“Dear beloved laptop, travel companion on my trips to the Netherlands, NVC-trainings and work,

Thank you so much for all the support you have given me in the last 4½ years. You have been crucial in expanding my business, keeping in touch with family and friends, writing my blog. You were light and small, and you easily fit in my purse. I loved your periwinkle color. You were a precious gift of my dear husband at exactly the right moment. So many needs were met with your presence: support, efficiency, safety, reliability, connection.

Image courtesy to Wikimedia.orgAnd now you’re growing old. It takes you ten minutes to start up. You’re out of breath if I open three applications. You freeze if I give you two assignments at the same time.

You can rest now. My beloved husband gave me a new notebook. Again, exactly at the right moment. You gave your best, you gave your all, and now you reached the end of your life. I don’t want to squeeze out the last drops of life in you. I honor your limitations and celebrate the contribution you made. I will store you in a peaceful place, and hold you in my hands once in a while, with gratitude for all you did for me, and appreciation for the support my husband offered me when he gave you. I acknowledge my needs for efficiency and order, respecting my longing to live a life of ecology and mindful consumption. And maybe, in the far future I will bring you to the Ecology Center, so you can be recycled and start a new life. I know that you will always make someone happy, whatever form you take. Thank you so much, dear friend.”

Mindful consumption doesn’t necessarily conflict with efficiency and order.
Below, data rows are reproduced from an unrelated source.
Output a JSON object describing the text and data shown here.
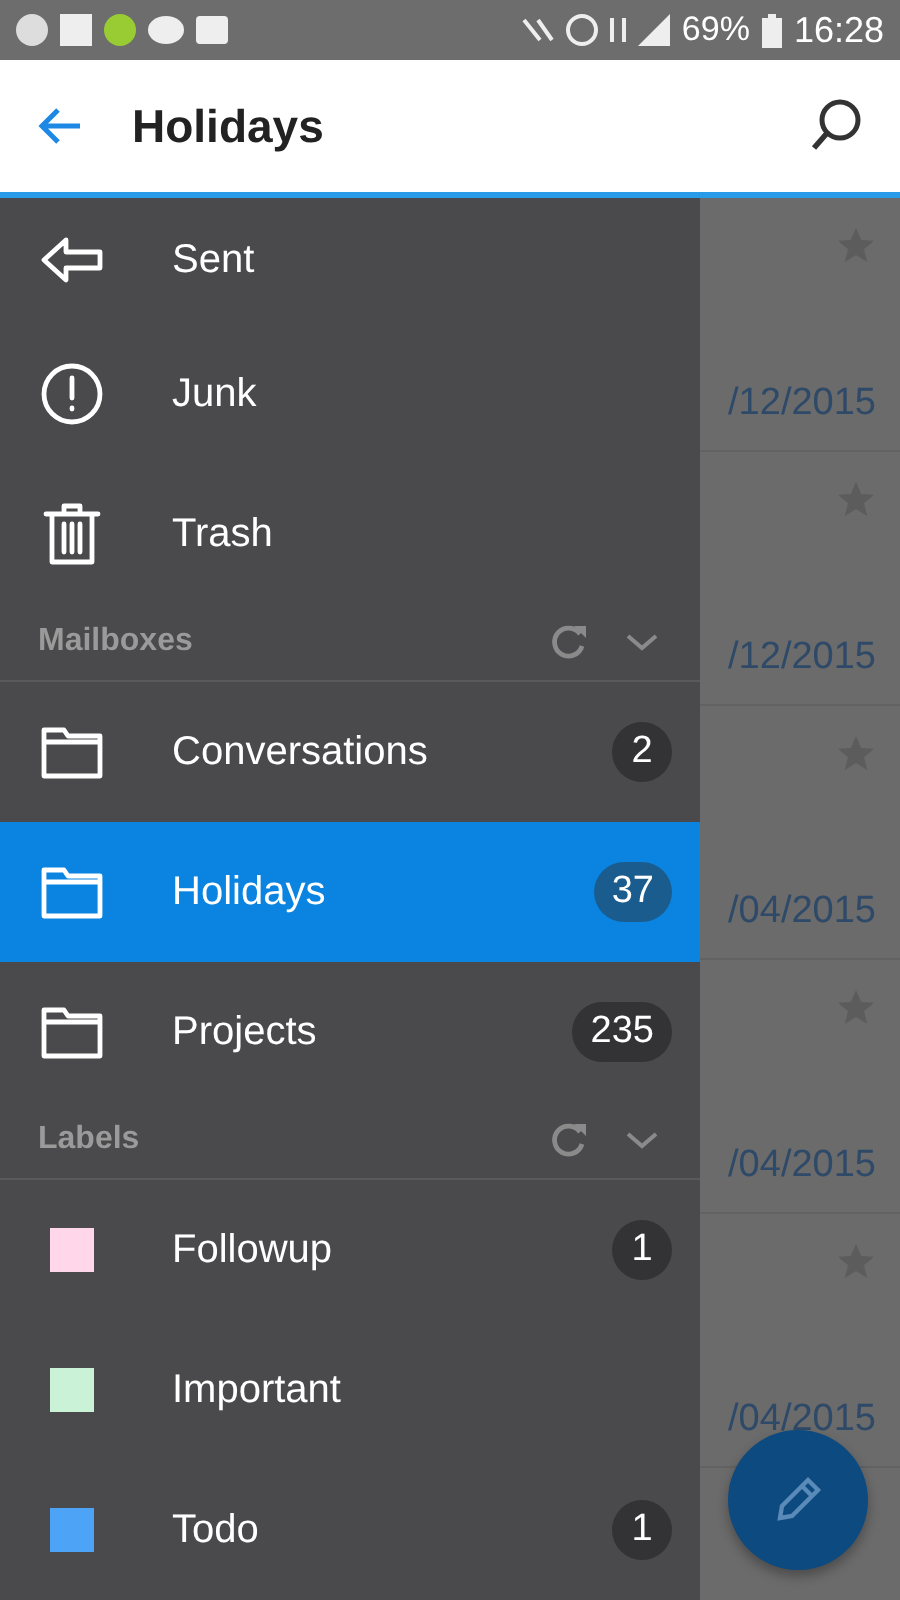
{
  "status_bar": {
    "battery": "69%",
    "time": "16:28"
  },
  "header": {
    "title": "Holidays"
  },
  "drawer": {
    "folders": [
      {
        "kind": "sent",
        "name": "Sent"
      },
      {
        "kind": "junk",
        "name": "Junk"
      },
      {
        "kind": "trash",
        "name": "Trash"
      }
    ],
    "sections": [
      {
        "title": "Mailboxes",
        "items": [
          {
            "kind": "folder",
            "name": "Conversations",
            "count": "2",
            "selected": false
          },
          {
            "kind": "folder",
            "name": "Holidays",
            "count": "37",
            "selected": true
          },
          {
            "kind": "folder",
            "name": "Projects",
            "count": "235",
            "selected": false
          }
        ]
      },
      {
        "title": "Labels",
        "items": [
          {
            "kind": "label",
            "name": "Followup",
            "count": "1",
            "selected": false,
            "color": "#ffd6ea"
          },
          {
            "kind": "label",
            "name": "Important",
            "selected": false,
            "color": "#c9f2d6"
          },
          {
            "kind": "label",
            "name": "Todo",
            "count": "1",
            "selected": false,
            "color": "#4da3f5"
          }
        ]
      }
    ]
  },
  "message_list": [
    {
      "date": "/12/2015"
    },
    {
      "date": "/12/2015"
    },
    {
      "date": "/04/2015"
    },
    {
      "date": "/04/2015"
    },
    {
      "date": "/04/2015"
    }
  ]
}
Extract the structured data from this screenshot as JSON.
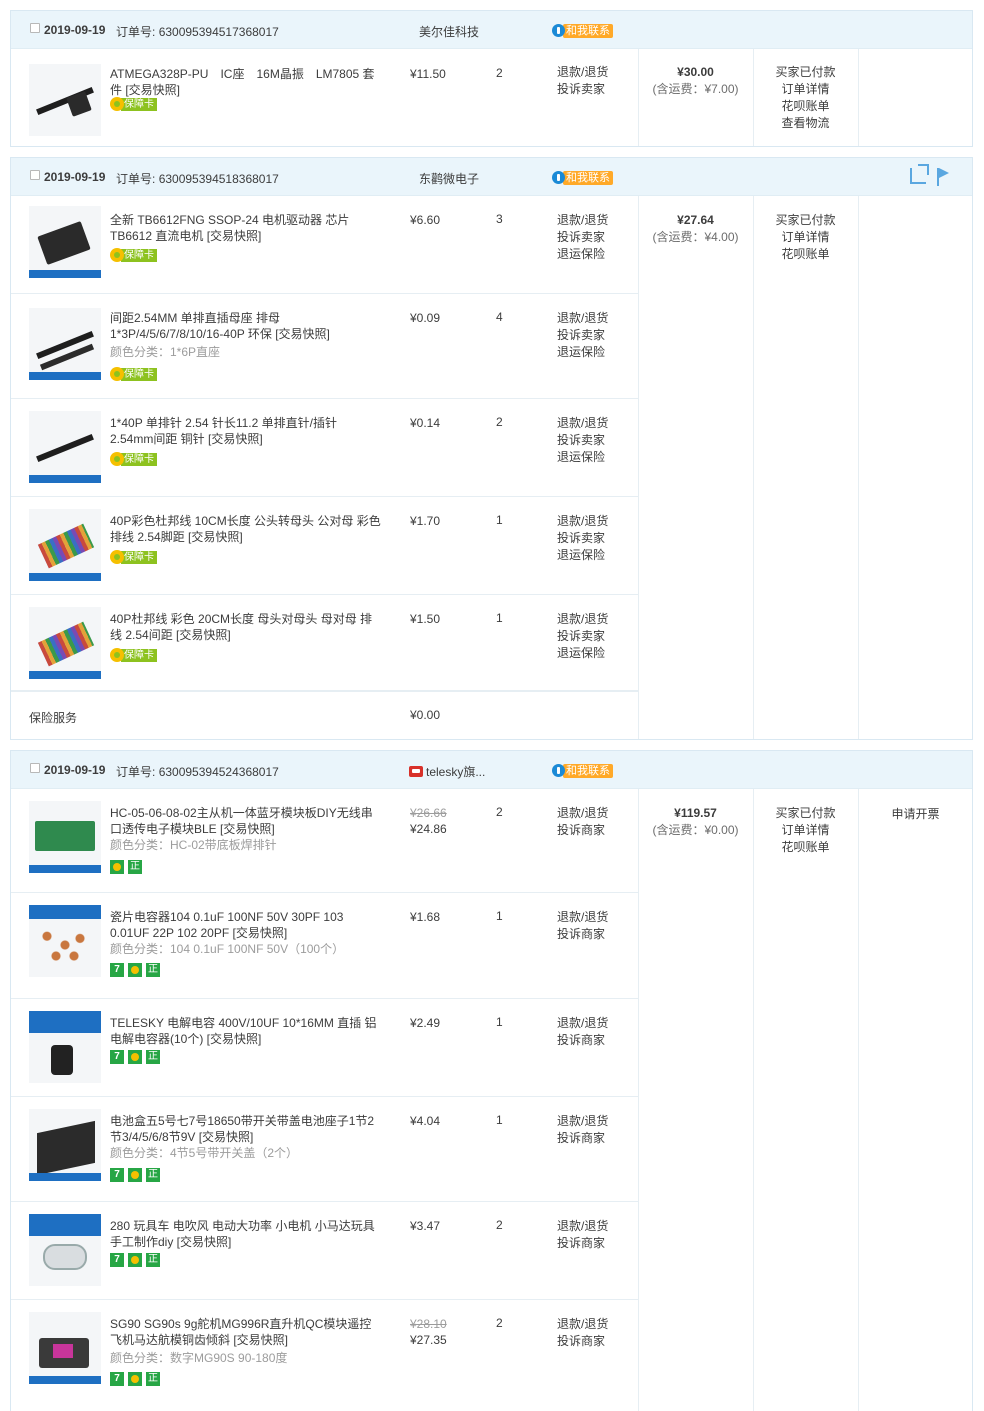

It can add to it. Do you want help to balance your needs for mindful consumption with other needs? Contact me 512-589-0482. I would be excited to work with you.